My name is Judith E. Rosenbaum and I am an Associate Professor of Media Studies and Chair of the Department of Communication and Journalism at the University of Maine. I received my PhD from the Radboud University Nijmegen in The Netherlands. Prior to joining the faculty at the University of Maine, I worked as an Associate Professor of Mass Communication at Albany State University in Albany, Georgia. I have taught both undergraduate and graduate students, and have taught courses on the theoretical foundations of mass communication, strategic communication, race, gender and the media, as well as several production courses. My research interests include media selection and enjoyment, meaning making in social media, and health and media usage.
My latest book, “Twitter, the public sphere, and the chaos of online deliberation”, co-edited with Gwen Bouvier, is now available from Palgrave McMillan. This books presents eleven case studies which examine the different ways in which people utilize Twitter to discuss politics, providing new insights in the platform’s ability to facilitate the kinds of interactions vital to democracy. The eleven chapters present work by a variety of scholars who rely on quantitative, qualitative, and critical/cultural methodologies to examine the nature of debate and communication on Twitter.
I am very excited to announce that “Constructing digital cultures: Tweets, trends, race, and gender”, published by Lexington books is available now. Constructing Digital Cultures examines how user-generated narratives on Twitter renegotiate dominant ideas about gender and race. Using an in-depth, qualitative examination of individual tweets, the different kinds of dialogue that characterize the platform, and various ways in which people connect, Constructing Digital Cultures provides insight into the nature of digital culture produced on Twitter and the platform’s potential as a virtual public sphere. This volume investigates arenas of discussion often seen on Twitter—from entertainment and popular culture to politics, social justice issues, and advertising—and looks into how members of ethnic minority groups use and relate to the platform.
In the past few months, the spoiler research carried out by Benjamin Johnson and myself has been featured in a number of publications. In August 2019, our research was featured on two local TV stations in Maine. You can find the stories here. In May 2019, Thrive featured our work in a story on spoiler stress and television enjoyment. In April, Allison Eden from Michigan State University spoke about our work into horror fans and spoilers on an episode of The Frank Beckman Show. In that same month, I also spoke to MTV about the impact spoilers can have on enjoyment, while Forbes published a three-part series featuring findings my work with Benjamin Johnson as well as the work I have been doing with Morgan Ellithorpe from MSU and Sarah Brookes from SUNY Geneseo. You can find the three separate parts here, here, and here.
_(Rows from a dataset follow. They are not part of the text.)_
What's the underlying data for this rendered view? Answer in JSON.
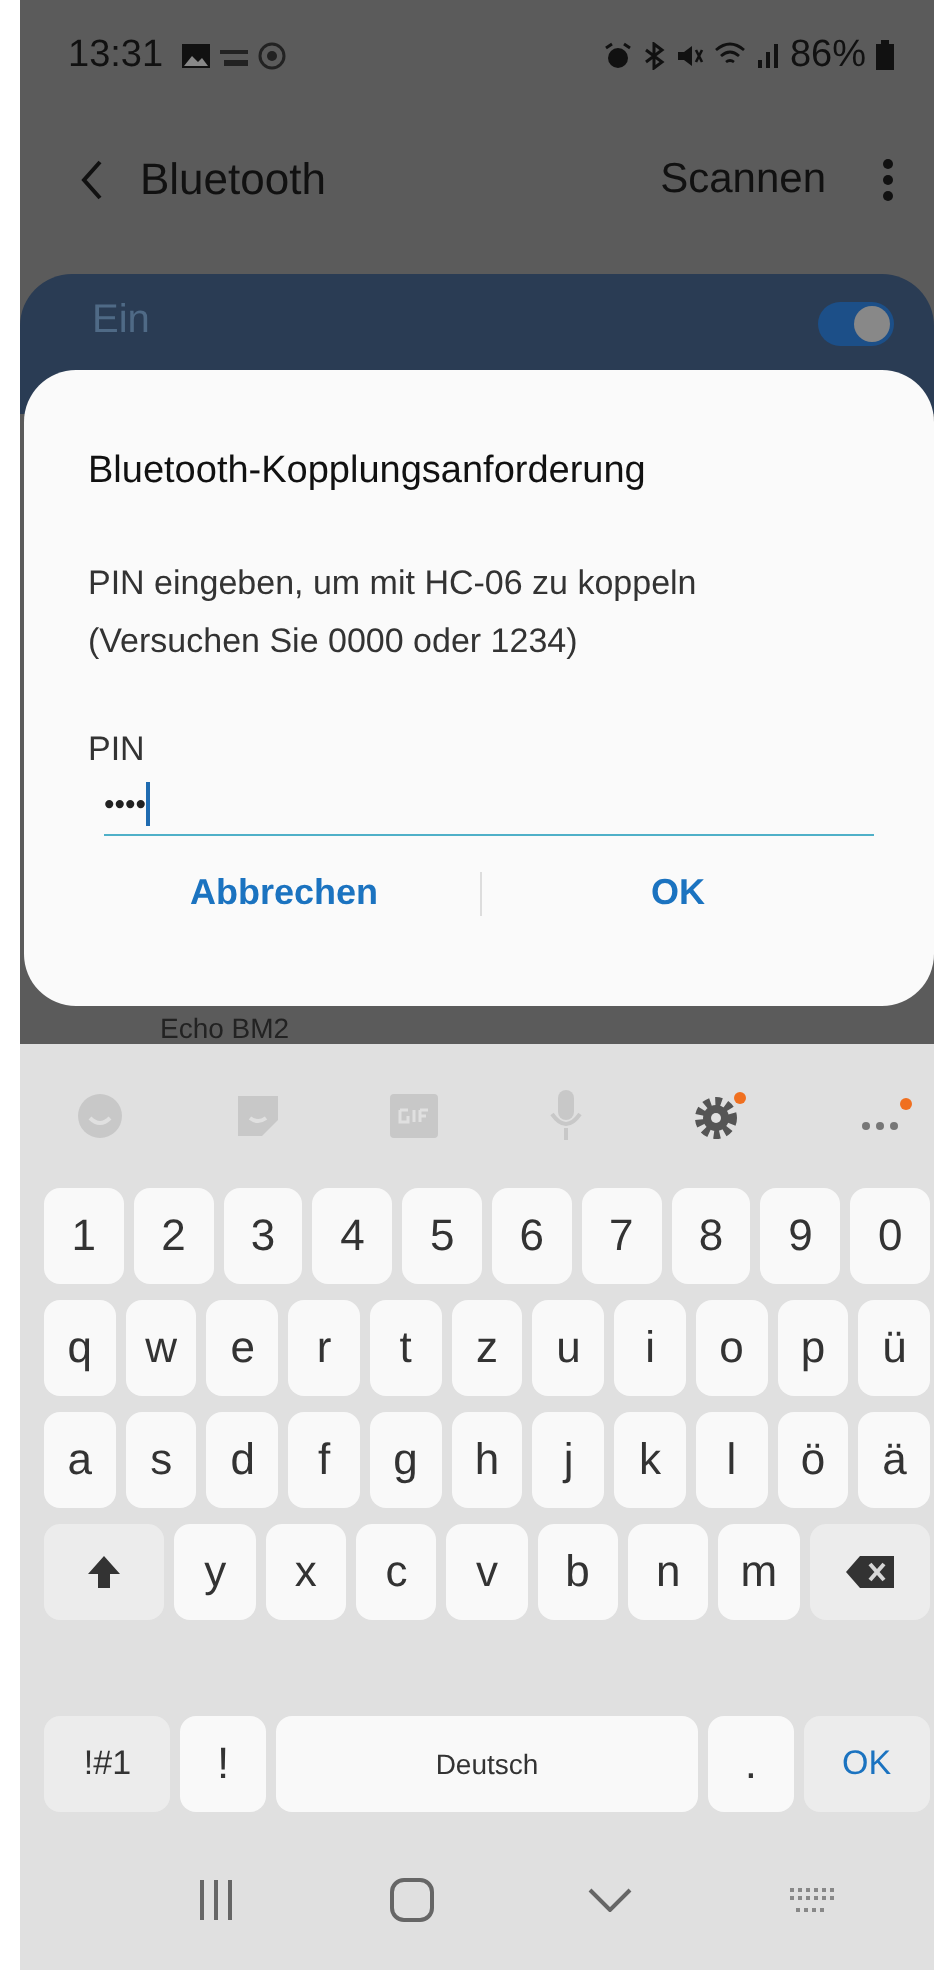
{
  "status_bar": {
    "time": "13:31",
    "battery": "86%"
  },
  "header": {
    "title": "Bluetooth",
    "action": "Scannen"
  },
  "bluetooth_card": {
    "label": "Ein",
    "on": true
  },
  "dialog": {
    "title": "Bluetooth-Kopplungsanforderung",
    "message_lines": [
      "PIN eingeben, um mit HC-06 zu koppeln",
      "(Versuchen Sie 0000 oder 1234)"
    ],
    "field": {
      "label": "PIN",
      "value": "••••"
    },
    "buttons": [
      "Abbrechen",
      "OK"
    ]
  },
  "background_device": "Echo BM2",
  "keyboard": {
    "rows": [
      {
        "keys": [
          {
            "label": "1",
            "kind": "char"
          },
          {
            "label": "2",
            "kind": "char"
          },
          {
            "label": "3",
            "kind": "char"
          },
          {
            "label": "4",
            "kind": "char"
          },
          {
            "label": "5",
            "kind": "char"
          },
          {
            "label": "6",
            "kind": "char"
          },
          {
            "label": "7",
            "kind": "char"
          },
          {
            "label": "8",
            "kind": "char"
          },
          {
            "label": "9",
            "kind": "char"
          },
          {
            "label": "0",
            "kind": "char"
          }
        ]
      },
      {
        "keys": [
          {
            "label": "q",
            "kind": "char"
          },
          {
            "label": "w",
            "kind": "char"
          },
          {
            "label": "e",
            "kind": "char"
          },
          {
            "label": "r",
            "kind": "char"
          },
          {
            "label": "t",
            "kind": "char"
          },
          {
            "label": "z",
            "kind": "char"
          },
          {
            "label": "u",
            "kind": "char"
          },
          {
            "label": "i",
            "kind": "char"
          },
          {
            "label": "o",
            "kind": "char"
          },
          {
            "label": "p",
            "kind": "char"
          },
          {
            "label": "ü",
            "kind": "char"
          }
        ]
      },
      {
        "keys": [
          {
            "label": "a",
            "kind": "char"
          },
          {
            "label": "s",
            "kind": "char"
          },
          {
            "label": "d",
            "kind": "char"
          },
          {
            "label": "f",
            "kind": "char"
          },
          {
            "label": "g",
            "kind": "char"
          },
          {
            "label": "h",
            "kind": "char"
          },
          {
            "label": "j",
            "kind": "char"
          },
          {
            "label": "k",
            "kind": "char"
          },
          {
            "label": "l",
            "kind": "char"
          },
          {
            "label": "ö",
            "kind": "char"
          },
          {
            "label": "ä",
            "kind": "char"
          }
        ]
      },
      {
        "keys": [
          {
            "kind": "shift"
          },
          {
            "label": "y",
            "kind": "char"
          },
          {
            "label": "x",
            "kind": "char"
          },
          {
            "label": "c",
            "kind": "char"
          },
          {
            "label": "v",
            "kind": "char"
          },
          {
            "label": "b",
            "kind": "char"
          },
          {
            "label": "n",
            "kind": "char"
          },
          {
            "label": "m",
            "kind": "char"
          },
          {
            "kind": "backspace"
          }
        ]
      },
      {
        "keys": [
          {
            "label": "!#1",
            "kind": "symbols"
          },
          {
            "label": "!",
            "kind": "char"
          },
          {
            "label": "Deutsch",
            "kind": "space"
          },
          {
            "label": ".",
            "kind": "char"
          },
          {
            "label": "OK",
            "kind": "action"
          }
        ]
      }
    ]
  }
}
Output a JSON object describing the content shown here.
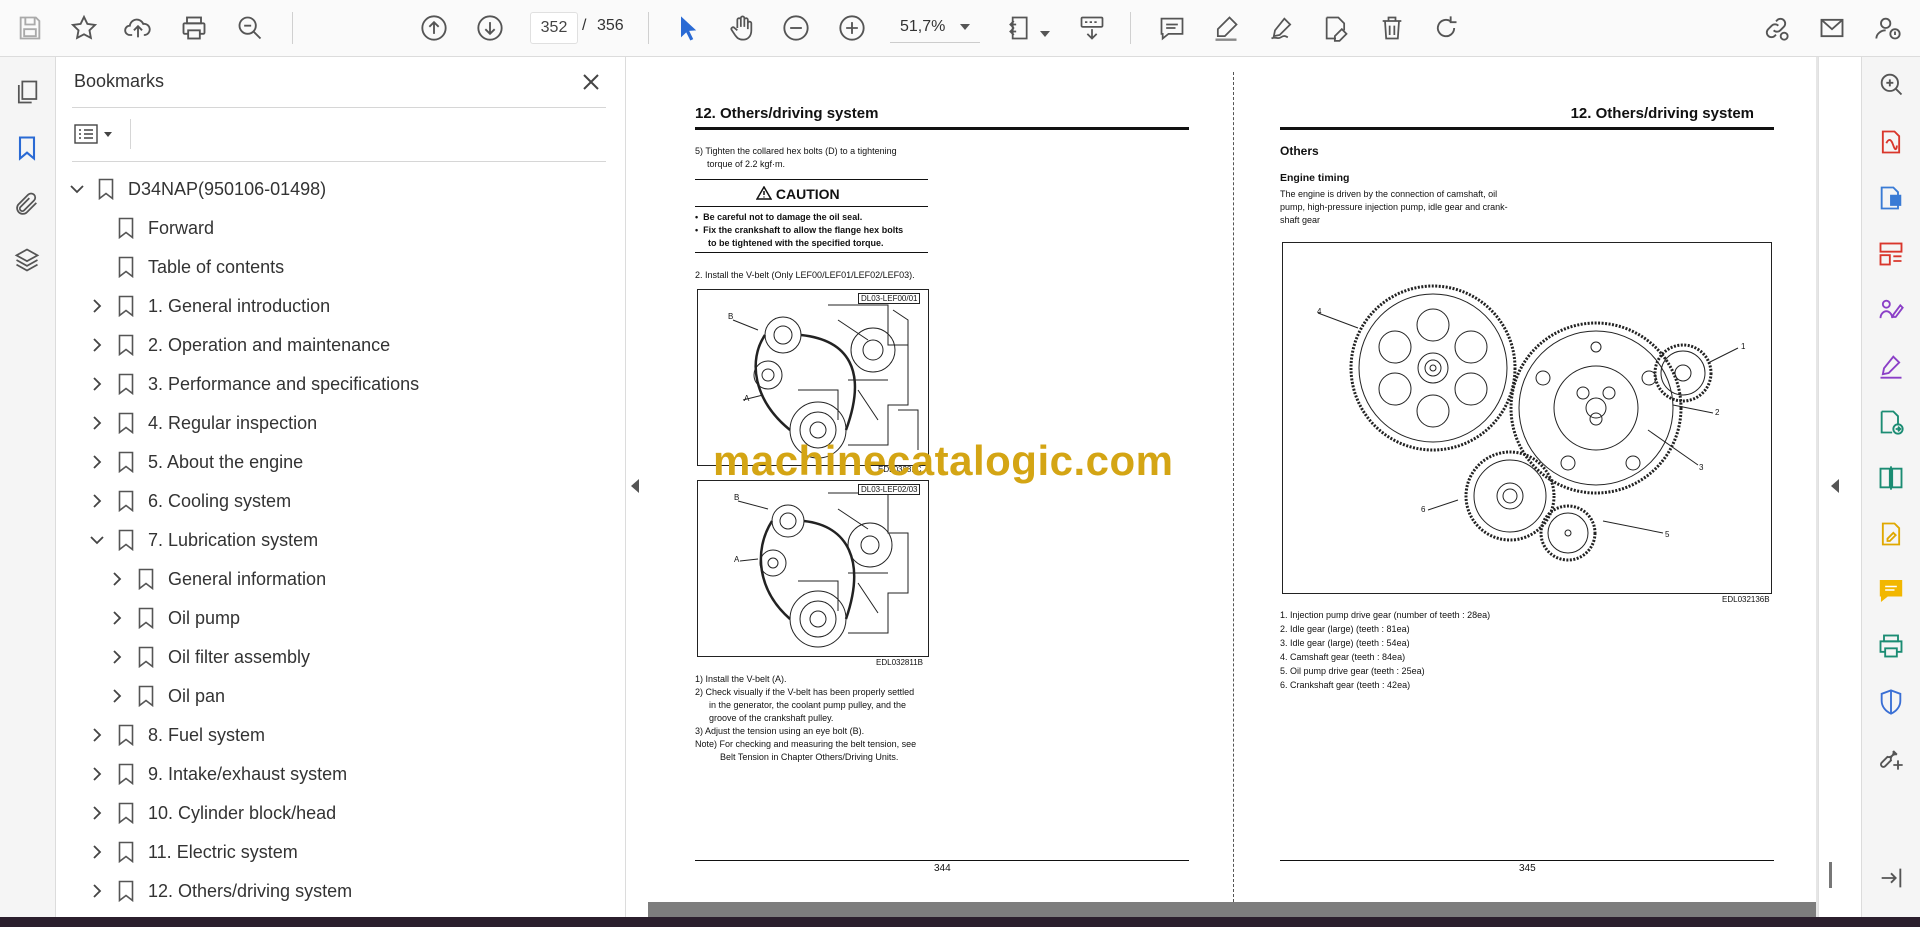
{
  "toolbar": {
    "current_page": "352",
    "page_separator": "/",
    "total_pages": "356",
    "zoom": "51,7%"
  },
  "bookmarks": {
    "title": "Bookmarks",
    "items": [
      {
        "label": "D34NAP(950106-01498)",
        "level": 0,
        "state": "expanded"
      },
      {
        "label": "Forward",
        "level": 1,
        "state": "none"
      },
      {
        "label": "Table of contents",
        "level": 1,
        "state": "none"
      },
      {
        "label": "1. General introduction",
        "level": 1,
        "state": "collapsed"
      },
      {
        "label": "2. Operation and maintenance",
        "level": 1,
        "state": "collapsed"
      },
      {
        "label": "3. Performance and specifications",
        "level": 1,
        "state": "collapsed"
      },
      {
        "label": "4. Regular inspection",
        "level": 1,
        "state": "collapsed"
      },
      {
        "label": "5. About the engine",
        "level": 1,
        "state": "collapsed"
      },
      {
        "label": "6. Cooling system",
        "level": 1,
        "state": "collapsed"
      },
      {
        "label": "7. Lubrication system",
        "level": 1,
        "state": "expanded"
      },
      {
        "label": "General information",
        "level": 2,
        "state": "collapsed"
      },
      {
        "label": "Oil pump",
        "level": 2,
        "state": "collapsed"
      },
      {
        "label": "Oil filter assembly",
        "level": 2,
        "state": "collapsed"
      },
      {
        "label": "Oil pan",
        "level": 2,
        "state": "collapsed"
      },
      {
        "label": "8. Fuel system",
        "level": 1,
        "state": "collapsed"
      },
      {
        "label": "9. Intake/exhaust system",
        "level": 1,
        "state": "collapsed"
      },
      {
        "label": "10. Cylinder block/head",
        "level": 1,
        "state": "collapsed"
      },
      {
        "label": "11. Electric system",
        "level": 1,
        "state": "collapsed"
      },
      {
        "label": "12. Others/driving system",
        "level": 1,
        "state": "collapsed"
      }
    ]
  },
  "left_page": {
    "header": "12. Others/driving system",
    "step5_line1": "5)  Tighten the collared hex bolts (D) to a tightening",
    "step5_line2": "torque of 2.2 kgf·m.",
    "caution_title": "CAUTION",
    "caution_1": "Be careful not to damage the oil seal.",
    "caution_2a": "Fix the crankshaft to allow the flange hex bolts",
    "caution_2b": "to be tightened with the specified torque.",
    "install_vbelt": "2.  Install the V-belt (Only LEF00/LEF01/LEF02/LEF03).",
    "fig1_tag": "DL03-LEF00/01",
    "fig2_tag": "DL03-LEF02/03",
    "fig_label_a": "A",
    "fig_label_b": "B",
    "fig_code": "EDL032811B",
    "fig_code_partial": "EDL03281C",
    "s1": "1)  Install the V-belt (A).",
    "s2a": "2)  Check visually if the V-belt has been properly settled",
    "s2b": "in the generator, the coolant pump pulley, and the",
    "s2c": "groove of the crankshaft pulley.",
    "s3": "3)  Adjust the tension using an eye bolt (B).",
    "note_a": "Note)  For checking and measuring the belt tension, see",
    "note_b": "Belt Tension in Chapter Others/Driving Units.",
    "page_number": "344"
  },
  "right_page": {
    "header": "12. Others/driving system",
    "section": "Others",
    "subsection": "Engine timing",
    "desc_a": "The engine is driven by the connection of camshaft, oil",
    "desc_b": "pump, high-pressure injection pump, idle gear and crank-",
    "desc_c": "shaft gear",
    "fig_code": "EDL032136B",
    "callouts": [
      "1",
      "2",
      "3",
      "4",
      "5",
      "6"
    ],
    "gears": [
      "1.  Injection pump drive gear (number of teeth : 28ea)",
      "2.  Idle gear (large) (teeth : 81ea)",
      "3.  Idle gear (large) (teeth : 54ea)",
      "4.  Camshaft gear (teeth : 84ea)",
      "5.  Oil pump drive gear (teeth : 25ea)",
      "6.  Crankshaft gear (teeth : 42ea)"
    ],
    "page_number": "345"
  },
  "watermark": "machinecatalogic.com"
}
On March 7 & 8, 2019, I will be visiting the Centre for Media Studies at the University of British Columbia to give a guest lecture on Twitter and the commodification of political narratives. More information on the event can be found on the Centre’s website.
On March 5, I appeared on Maine Calling to discuss social media shaming. You can find the episode here.
On January 30, 2019, I appeared on Maine Calling to discuss the recent scandals surrounding Facebook. Fellow guests were Rich Brooks and Amanda O’Brien. You can find the show here.
Starting in November 2018, I am part of the Maine Humanities Council “World in your library” speaker series. This program features Maine-based speakers, and my talk will center on social media and democracy.
On November 1, Penny Rheingans (University of Maine), Kim McKeage (Husson University), and myself appeared on Maine Public to discuss algorithms, social media, and information literacy. You can listen to the episode here.
I am very excited to announce that on June 4 and 5 I will be speaking at the Vrije Universiteit Amsterdam and the Radboud University Nijmegen on my book. Specific details regarding the talk at the RU can be found here.
In May 2018, UMaine Today published a piece on the social and political impact of the #MeToo movement. The article, which can be found here, featured work by Professor Amy Blackstone (Sociology, University of Maine) and myself.
On April 12, I will be a part of a panel on “The media and #MeToo” with Brett Anderson (New Orleans Times -Picayune), Amy Blackstone (Professor of Sociology, UMaine), and Susan Gardner (Director, Rising Tide Center). We will discuss issues and challenges arising from reports of sexual harassment on social media. The panel will start at 1pm in the Bangor Room, University of Maine Memorial Union. More information can be found here.